Western Equine Encephalitis (WEE) is a viral disease that primarily affects horses but can also pose a significant threat to human health. Caused by the Western Equine Encephalitis Virus (WEEV), this illness is transmitted through the bites of infected mosquitoes. While relatively rare, outbreaks can have severe consequences, making it essential for individuals, especially those residing in affected regions, to be informed about the disease, its symptoms, and preventive measures.
Understanding Western Equine Encephalitis:
The Culprit: Western Equine Encephalitis Virus (WEEV)
WEEV belongs to the Alphavirus genus and is a member of the Togaviridae family. It is primarily found in North America and is transmitted through the bites of infected mosquitoes, with Culex tarsalis being the main vector.
Transmission to Humans: Mosquitoes as Vectors
Humans can contract WEE when bitten by mosquitoes that have previously fed on infected birds or horses. Unlike horses, humans do not serve as amplifying hosts, meaning they do not produce enough virus in their blood to infect mosquitoes.

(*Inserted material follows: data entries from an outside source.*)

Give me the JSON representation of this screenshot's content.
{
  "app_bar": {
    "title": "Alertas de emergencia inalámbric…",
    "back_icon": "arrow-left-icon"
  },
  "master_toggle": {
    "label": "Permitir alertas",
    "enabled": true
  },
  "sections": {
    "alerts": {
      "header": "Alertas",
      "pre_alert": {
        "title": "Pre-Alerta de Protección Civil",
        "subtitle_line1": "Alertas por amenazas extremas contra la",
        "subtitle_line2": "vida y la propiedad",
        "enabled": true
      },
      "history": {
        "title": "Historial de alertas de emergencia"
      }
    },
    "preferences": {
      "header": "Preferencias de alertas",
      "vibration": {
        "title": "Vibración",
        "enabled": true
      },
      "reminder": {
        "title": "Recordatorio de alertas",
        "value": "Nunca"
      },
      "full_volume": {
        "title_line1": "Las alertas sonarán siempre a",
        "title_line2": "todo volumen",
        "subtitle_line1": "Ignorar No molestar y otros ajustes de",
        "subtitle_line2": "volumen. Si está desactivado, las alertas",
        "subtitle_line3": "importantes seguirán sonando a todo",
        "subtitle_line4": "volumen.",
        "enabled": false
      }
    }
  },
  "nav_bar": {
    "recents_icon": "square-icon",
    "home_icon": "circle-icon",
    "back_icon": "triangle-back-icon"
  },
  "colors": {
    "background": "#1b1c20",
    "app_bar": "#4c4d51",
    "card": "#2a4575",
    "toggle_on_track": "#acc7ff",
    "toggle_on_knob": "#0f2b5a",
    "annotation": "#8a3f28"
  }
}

Geographical Distribution: Hotspots and Risks
WEE is most commonly reported in the western parts of North America, particularly in states like California, Arizona, and Oregon. However, sporadic cases have been documented in other regions. The risk of infection is highest during the summer and early fall when mosquito activity peaks.
Symptoms and Diagnosis:
Clinical Presentation in Horses and Humans
In horses, WEE can manifest as fever, ataxia, and behavioral changes. In humans, symptoms include fever, headache, nausea, and, in severe cases, neurological complications such as encephalitis.
Diagnosing WEE can be challenging, as its symptoms can be similar to those of other viral infections. Laboratory tests, including polymerase chain reaction (PCR) and serological assays, are used to confirm the presence of the virus.
Prevention and Control:
Vaccination: A Crucial Step for Horses
Vaccination is a highly effective preventive measure for horses. Regular vaccination not only protects individual horses but also contributes to the overall reduction of the virus in the environment.
Mosquito Control: Mitigating the Risk of Transmission
Implementing mosquito control measures is essential to reduce the risk of WEE transmission. This includes using insect repellent, wearing protective clothing, and eliminating mosquito breeding sites around homes.
Public Awareness: The First Line of Defense
Educating the public about WEE, its transmission, and preventive measures is crucial. Public health campaigns can help raise awareness, encouraging individuals to take proactive steps to protect themselves and their communities.
Q: Can humans transmit WEE to other humans?
A: No, humans cannot transmit WEE directly to other humans. The virus requires mosquitoes as vectors, and humans do not produce enough virus in their blood to infect mosquitoes.
Q: How is WEE diagnosed in humans?
A: Laboratory tests, including polymerase chain reaction (PCR) and serological assays, are used to diagnose WEE in humans. These tests confirm the presence of the virus or detect antibodies produced in response to the infection.
Q: What are the long-term effects of WEE in humans?
A: While most individuals recover fully from WEE, severe cases can lead to long-term neurological complications. These may include persistent headaches, difficulty concentrating, and in rare instances, permanent neurological damage.
Q: Is there a vaccine for humans against WEE?
A: Currently, there is no commercially available vaccine specifically for humans. Prevention primarily involves mosquito control measures and public awareness to reduce the risk of exposure.
Q: Can WEE be transmitted through blood transfusions or organ transplants?
A: There have been rare cases of WEE transmission through blood transfusions and organ transplants. However, strict screening measures are in place to minimize this risk, and the incidence of such transmission is extremely low.
Western Equine Encephalitis is a notable health concern in certain regions of North America, emphasizing the importance of understanding the virus, its transmission, and effective preventive measures. Through vaccination, mosquito control, and public awareness, communities can significantly reduce the risk of WEE outbreaks and safeguard both human and equine health. Stay informed, take precautions, and contribute to the collective effort in minimizing the impact of Western Equine Encephalitis.